Compare any two graphics cards:
GeForce GTX 550 Ti vs Radeon HD 6770 1GB
IntroThe GeForce GTX 550 Ti features a clock speed of 900 MHz and a GDDR5 memory frequency of 1026 MHz. It also uses a 192-bit bus, and makes use of a 40 nm design. It features 192 SPUs, 32 TAUs, and 24 ROPs.
Compare those specs to the Radeon HD 6770 1GB, which features GPU core speed of 900 MHz, and 1024 MB of GDDR5 RAM running at 1050 MHz through a 128-bit bus. It also features 800 SPUs, 40 TAUs, and 16 Raster Operation Units.
Power Usage and Theoretical Benchmarks
Power Consumption (Max TDP)
The GeForce GTX 550 Ti, in theory, should perform much faster than the Radeon HD 6770 1GB in general. (explain)
Texel RateThe Radeon HD 6770 1GB is much (approximately 25%) faster with regards to texture filtering than the GeForce GTX 550 Ti. (explain)
Pixel RateThe GeForce GTX 550 Ti should be much (approximately 50%) better at anti-aliasing than the Radeon HD 6770 1GB, and also able to handle higher resolutions more effectively. (explain)
Please note that the above 'benchmarks' are all just theoretical - the results were calculated based on the card's specifications, and real-world performance may (and probably will) vary at least a bit.

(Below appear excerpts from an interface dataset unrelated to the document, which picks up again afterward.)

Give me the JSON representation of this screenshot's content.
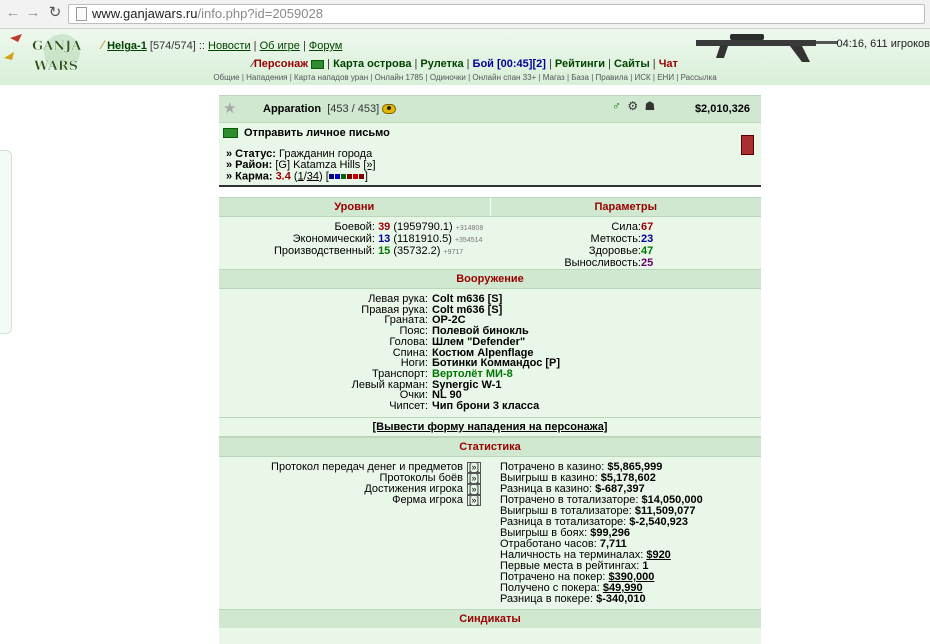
{
  "browser": {
    "url_domain": "www.ganjawars.ru",
    "url_path": "/info.php?id=2059028"
  },
  "header": {
    "logo_text_1": "GANJA",
    "logo_text_2": "WARS",
    "user": "Helga-1",
    "user_hp": "[574/574]",
    "sep": "::",
    "links": [
      "Новости",
      "Об игре",
      "Форум"
    ],
    "clock": "04:16, 611 игроков"
  },
  "menu": {
    "personazh": "Персонаж",
    "map": "Карта острова",
    "roulette": "Рулетка",
    "battle": "Бой [00:45][2]",
    "ratings": "Рейтинги",
    "sites": "Сайты",
    "chat": "Чат",
    "sep": "|"
  },
  "submenu": "Общие | Нападения | Карта нападов уран | Онлайн 1785 | Одиночки | Онлайн спан 33+ | Магаз | База | Правила | ИСК | ЕНИ | Рассылка",
  "profile": {
    "name": "Apparation",
    "hp": "[453 / 453]",
    "money": "$2,010,326",
    "send_message": "Отправить личное письмо",
    "status_label": "» Статус:",
    "status_value": "Гражданин города",
    "district_label": "» Район:",
    "district_value": "[G] Katamza Hills",
    "district_link": "[»]",
    "karma_label": "» Карма:",
    "karma_value": "3.4",
    "karma_detail_open": "(",
    "karma_a": "1",
    "karma_slash": "/",
    "karma_b": "34",
    "karma_detail_close": ")",
    "karma_colors": [
      "#000080",
      "#0000cc",
      "#006600",
      "#800000",
      "#cc0000",
      "#800000"
    ]
  },
  "levels": {
    "title": "Уровни",
    "rows": [
      {
        "label": "Боевой:",
        "level": "39",
        "points": "(1959790.1)",
        "delta": "+314808",
        "color": "#990000"
      },
      {
        "label": "Экономический:",
        "level": "13",
        "points": "(1181910.5)",
        "delta": "+354514",
        "color": "#000099"
      },
      {
        "label": "Производственный:",
        "level": "15",
        "points": "(35732.2)",
        "delta": "+9717",
        "color": "#007700"
      }
    ]
  },
  "params": {
    "title": "Параметры",
    "rows": [
      {
        "label": "Сила:",
        "value": "67",
        "color": "#990000"
      },
      {
        "label": "Меткость:",
        "value": "23",
        "color": "#000099"
      },
      {
        "label": "Здоровье:",
        "value": "47",
        "color": "#007700"
      },
      {
        "label": "Выносливость:",
        "value": "25",
        "color": "#660066"
      }
    ]
  },
  "weapons": {
    "title": "Вооружение",
    "rows": [
      {
        "label": "Левая рука:",
        "value": "Colt m636 [S]"
      },
      {
        "label": "Правая рука:",
        "value": "Colt m636 [S]"
      },
      {
        "label": "Граната:",
        "value": "OP-2C"
      },
      {
        "label": "Пояс:",
        "value": "Полевой бинокль"
      },
      {
        "label": "Голова:",
        "value": "Шлем \"Defender\""
      },
      {
        "label": "Спина:",
        "value": "Костюм Alpenflage"
      },
      {
        "label": "Ноги:",
        "value": "Ботинки Коммандос [P]"
      },
      {
        "label": "Транспорт:",
        "value": "Вертолёт МИ-8",
        "green": true
      },
      {
        "label": "Левый карман:",
        "value": "Synergic W-1"
      },
      {
        "label": "Очки:",
        "value": "NL 90"
      },
      {
        "label": "Чипсет:",
        "value": "Чип брони 3 класса"
      }
    ]
  },
  "attack_form": "[Вывести форму нападения на персонажа]",
  "stats": {
    "title": "Статистика",
    "protocols": [
      {
        "label": "Протокол передач денег и предметов",
        "arrow": "[»]"
      },
      {
        "label": "Протоколы боёв",
        "arrow": "[»]"
      },
      {
        "label": "Достижения игрока",
        "arrow": "[»]"
      },
      {
        "label": "Ферма игрока",
        "arrow": "[»]"
      }
    ],
    "rows": [
      {
        "label": "Потрачено в казино:",
        "value": "$5,865,999"
      },
      {
        "label": "Выигрыш в казино:",
        "value": "$5,178,602"
      },
      {
        "label": "Разница в казино:",
        "value": "$-687,397"
      },
      {
        "label": "Потрачено в тотализаторе:",
        "value": "$14,050,000"
      },
      {
        "label": "Выигрыш в тотализаторе:",
        "value": "$11,509,077"
      },
      {
        "label": "Разница в тотализаторе:",
        "value": "$-2,540,923"
      },
      {
        "label": "Выигрыш в боях:",
        "value": "$99,296"
      },
      {
        "label": "Отработано часов:",
        "value": "7,711"
      },
      {
        "label": "Наличность на терминалах:",
        "value": "$920",
        "link": true
      },
      {
        "label": "Первые места в рейтингах:",
        "value": "1"
      },
      {
        "label": "Потрачено на покер:",
        "value": "$390,000",
        "link": true
      },
      {
        "label": "Получено с покера:",
        "value": "$49,990",
        "link": true
      },
      {
        "label": "Разница в покере:",
        "value": "$-340,010"
      }
    ]
  },
  "syndicates_title": "Синдикаты"
}
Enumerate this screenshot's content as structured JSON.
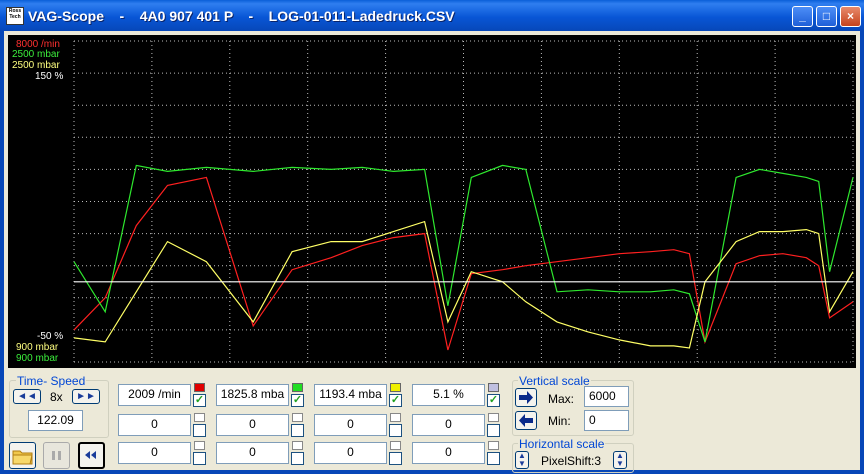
{
  "window": {
    "title": "VAG-Scope    -    4A0 907 401 P    -    LOG-01-011-Ladedruck.CSV",
    "icon_text": "Ross Tech",
    "minimize": "_",
    "maximize": "□",
    "close": "×"
  },
  "scope": {
    "top_labels": [
      "8000 /min",
      "2500 mbar",
      "2500 mbar",
      "150 %"
    ],
    "bottom_labels": [
      "-50 %",
      "900 mbar",
      "900 mbar"
    ],
    "colors": {
      "rpm": "#ff2020",
      "boost_spec": "#2ee82e",
      "boost_actual": "#ffff66",
      "percent": "#ffffff",
      "grid": "#bcbcbc"
    }
  },
  "time_speed": {
    "label": "Time- Speed",
    "rewind_icon": "◄◄",
    "speed": "8x",
    "forward_icon": "►►",
    "time": "122.09"
  },
  "channels": [
    {
      "value": "2009 /min",
      "color": "#e00000",
      "checked": true,
      "row2": "0",
      "row3": "0"
    },
    {
      "value": "1825.8 mba",
      "color": "#22dd22",
      "checked": true,
      "row2": "0",
      "row3": "0"
    },
    {
      "value": "1193.4 mba",
      "color": "#f0f000",
      "checked": true,
      "row2": "0",
      "row3": "0"
    },
    {
      "value": "5.1 %",
      "color": "#c0c0e0",
      "checked": true,
      "row2": "0",
      "row3": "0"
    }
  ],
  "vertical_scale": {
    "label": "Vertical scale",
    "max_label": "Max:",
    "max_value": "6000",
    "min_label": "Min:",
    "min_value": "0"
  },
  "horizontal_scale": {
    "label": "Horizontal scale",
    "pixelshift": "PixelShift:3"
  },
  "controls": {
    "open_icon": "folder-icon",
    "pause_icon": "pause-icon",
    "rewind_icon": "rewind-icon"
  },
  "chart_data": {
    "type": "line",
    "title": "",
    "x": [
      0,
      4,
      8,
      12,
      17,
      23,
      28,
      33,
      37,
      41,
      45,
      48,
      51,
      55,
      58,
      62,
      66,
      70,
      74,
      77,
      79,
      81,
      85,
      88,
      91,
      94,
      95.6,
      97,
      100
    ],
    "series": [
      {
        "name": "8000 /min",
        "axis_min": 0,
        "axis_max": 8000,
        "values": [
          800,
          1600,
          3400,
          4400,
          4600,
          900,
          2300,
          2600,
          2900,
          3100,
          3200,
          300,
          2200,
          2300,
          2400,
          2500,
          2600,
          2700,
          2750,
          2800,
          2700,
          500,
          2450,
          2650,
          2700,
          2600,
          2400,
          1100,
          1500
        ]
      },
      {
        "name": "2500 mbar",
        "axis_min": 900,
        "axis_max": 2500,
        "values": [
          1400,
          1150,
          1880,
          1850,
          1870,
          1850,
          1870,
          1860,
          1870,
          1850,
          1860,
          1180,
          1820,
          1880,
          1860,
          1250,
          1260,
          1250,
          1250,
          1260,
          1240,
          1000,
          1820,
          1860,
          1840,
          1820,
          1800,
          1350,
          1820
        ]
      },
      {
        "name": "2500 mbar",
        "axis_min": 900,
        "axis_max": 2500,
        "values": [
          1020,
          1000,
          1250,
          1500,
          1400,
          1100,
          1450,
          1500,
          1500,
          1550,
          1600,
          1100,
          1350,
          1300,
          1200,
          1100,
          1050,
          1010,
          980,
          980,
          970,
          1300,
          1500,
          1550,
          1550,
          1560,
          1540,
          1150,
          1350
        ]
      },
      {
        "name": "150 %",
        "axis_min": -50,
        "axis_max": 150,
        "values": [
          0,
          0,
          0,
          0,
          0,
          0,
          0,
          0,
          0,
          0,
          0,
          0,
          0,
          0,
          0,
          0,
          0,
          0,
          0,
          0,
          0,
          0,
          0,
          0,
          0,
          0,
          0,
          0,
          0
        ]
      }
    ],
    "xlabel": "",
    "ylabel": "",
    "grid": true
  }
}
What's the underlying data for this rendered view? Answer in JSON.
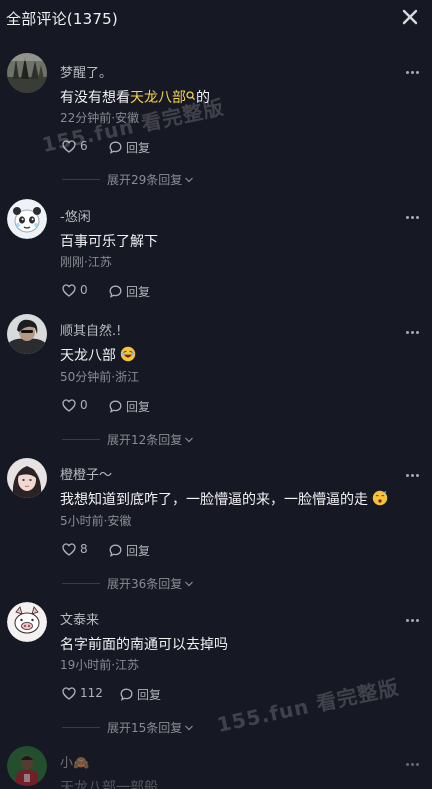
{
  "header": {
    "title": "全部评论(1375)"
  },
  "comments": [
    {
      "username": "梦醒了。",
      "content_before": "有没有想看",
      "content_highlight": "天龙八部",
      "content_after": "的",
      "meta": "22分钟前·安徽",
      "likes": "6",
      "reply_label": "回复",
      "expand_label": "展开29条回复",
      "avatar": "landscape-avatar"
    },
    {
      "username": "-悠闲",
      "content": "百事可乐了解下",
      "meta": "刚刚·江苏",
      "likes": "0",
      "reply_label": "回复",
      "avatar": "panda-avatar"
    },
    {
      "username": "顺其自然.!",
      "content": "天龙八部",
      "meta": "50分钟前·浙江",
      "likes": "0",
      "reply_label": "回复",
      "expand_label": "展开12条回复",
      "avatar": "portrait-avatar",
      "emoji": "laughing-emoji"
    },
    {
      "username": "橙橙子～",
      "content": "我想知道到底咋了，一脸懵逼的来，一脸懵逼的走",
      "meta": "5小时前·安徽",
      "likes": "8",
      "reply_label": "回复",
      "expand_label": "展开36条回复",
      "avatar": "girl-avatar",
      "emoji": "confused-emoji"
    },
    {
      "username": "文泰来",
      "content": "名字前面的南通可以去掉吗",
      "meta": "19小时前·江苏",
      "likes": "112",
      "reply_label": "回复",
      "expand_label": "展开15条回复",
      "avatar": "pig-avatar"
    },
    {
      "username": "小🙈",
      "content": "天龙八部一部般",
      "avatar": "jersey-avatar"
    }
  ],
  "watermarks": [
    "155.fun 看完整版",
    "155.fun 看完整版"
  ],
  "colors": {
    "background": "#161823",
    "highlight": "#f5d34a",
    "muted": "#8a8b93"
  }
}
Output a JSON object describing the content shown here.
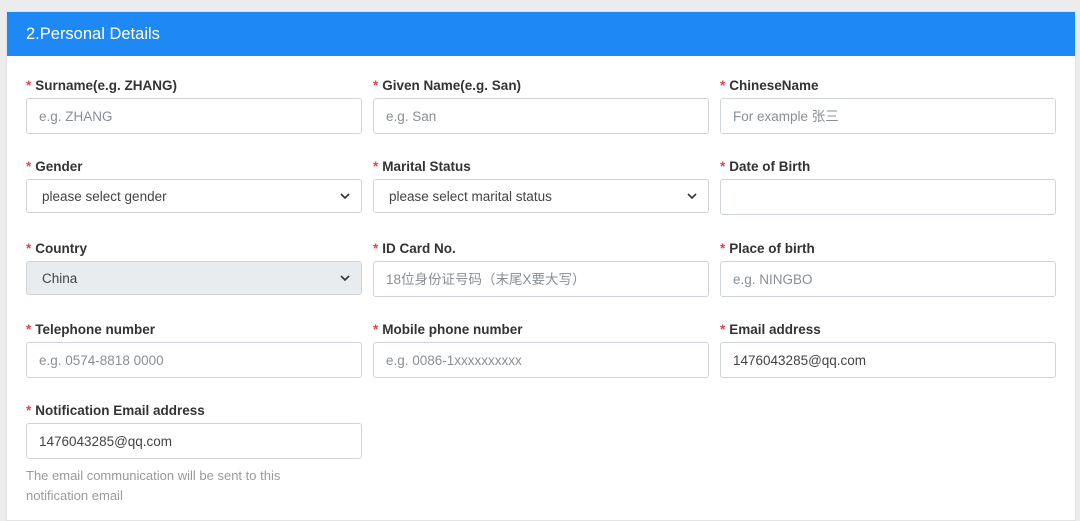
{
  "section": {
    "title": "2.Personal Details"
  },
  "fields": {
    "surname": {
      "label": "Surname(e.g. ZHANG)",
      "placeholder": "e.g. ZHANG",
      "value": ""
    },
    "given_name": {
      "label": "Given Name(e.g. San)",
      "placeholder": "e.g. San",
      "value": ""
    },
    "chinese_name": {
      "label": "ChineseName",
      "placeholder": "For example 张三",
      "value": ""
    },
    "gender": {
      "label": "Gender",
      "selected": "please select gender"
    },
    "marital_status": {
      "label": "Marital Status",
      "selected": "please select marital status"
    },
    "date_of_birth": {
      "label": "Date of Birth",
      "placeholder": "",
      "value": ""
    },
    "country": {
      "label": "Country",
      "selected": "China",
      "disabled": true
    },
    "id_card": {
      "label": "ID Card No.",
      "placeholder": "18位身份证号码（末尾X要大写）",
      "value": ""
    },
    "place_of_birth": {
      "label": "Place of birth",
      "placeholder": "e.g. NINGBO",
      "value": ""
    },
    "telephone": {
      "label": "Telephone number",
      "placeholder": "e.g. 0574-8818 0000",
      "value": ""
    },
    "mobile": {
      "label": "Mobile phone number",
      "placeholder": "e.g. 0086-1xxxxxxxxxx",
      "value": ""
    },
    "email": {
      "label": "Email address",
      "placeholder": "",
      "value": "1476043285@qq.com"
    },
    "notification_email": {
      "label": "Notification Email address",
      "placeholder": "",
      "value": "1476043285@qq.com",
      "hint": "The email communication will be sent to this notification email"
    }
  },
  "required_marker": "*",
  "colors": {
    "header_bg": "#1e88f5",
    "required": "#e04646",
    "disabled_bg": "#e9ecef"
  }
}
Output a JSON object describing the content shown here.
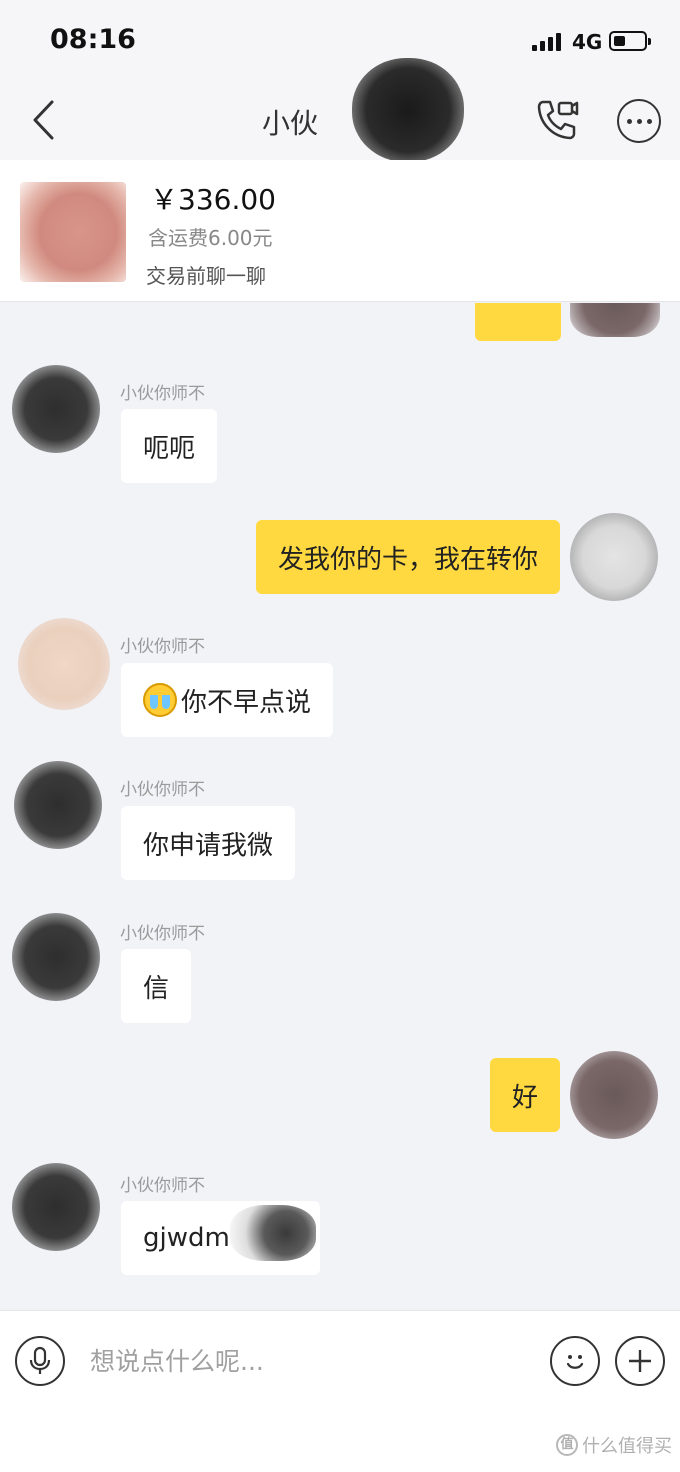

Please note that the price comparisons are based on search keywords - sometimes it might show cards with very similar names that are not exactly the same as the one chosen in the comparison. We do try to filter out the wrong results as best we can, though.
Memory Bandwidth: Memory bandwidth is the largest amount of information (measured in megabytes per second) that can be transferred over the external memory interface within a second. It's worked out by multiplying the bus width by its memory clock speed. In the case of DDR type memory, it must be multiplied by 2 again. If it uses DDR5, multiply by ANOTHER 2x. The better the memory bandwidth, the faster the card will be in general. It especially helps with anti-aliasing, HDR and higher screen resolutions.
Texel Rate: Texel rate is the maximum texture map elements (texels) that are applied in one second. This figure is worked out by multiplying the total number of texture units of the card by the core clock speed of the chip. The higher this number, the better the card will be at handling texture filtering (anisotropic filtering - AF). It is measured in millions of texels applied per second.
Pixel Rate: Pixel rate is the most pixels the video card can possibly write to its local memory in a second - measured in millions of pixels per second. The figure is worked out by multiplying the number of ROPs by the clock speed of the card. ROPs (Raster Operations Pipelines - sometimes also referred to as Render Output Units) are responsible for outputting the pixels (image) to the screen. The actual pixel fill rate also depends on lots of other factors, especially the memory bandwidth - the lower the memory bandwidth is, the lower the potential to get to the maximum fill rate.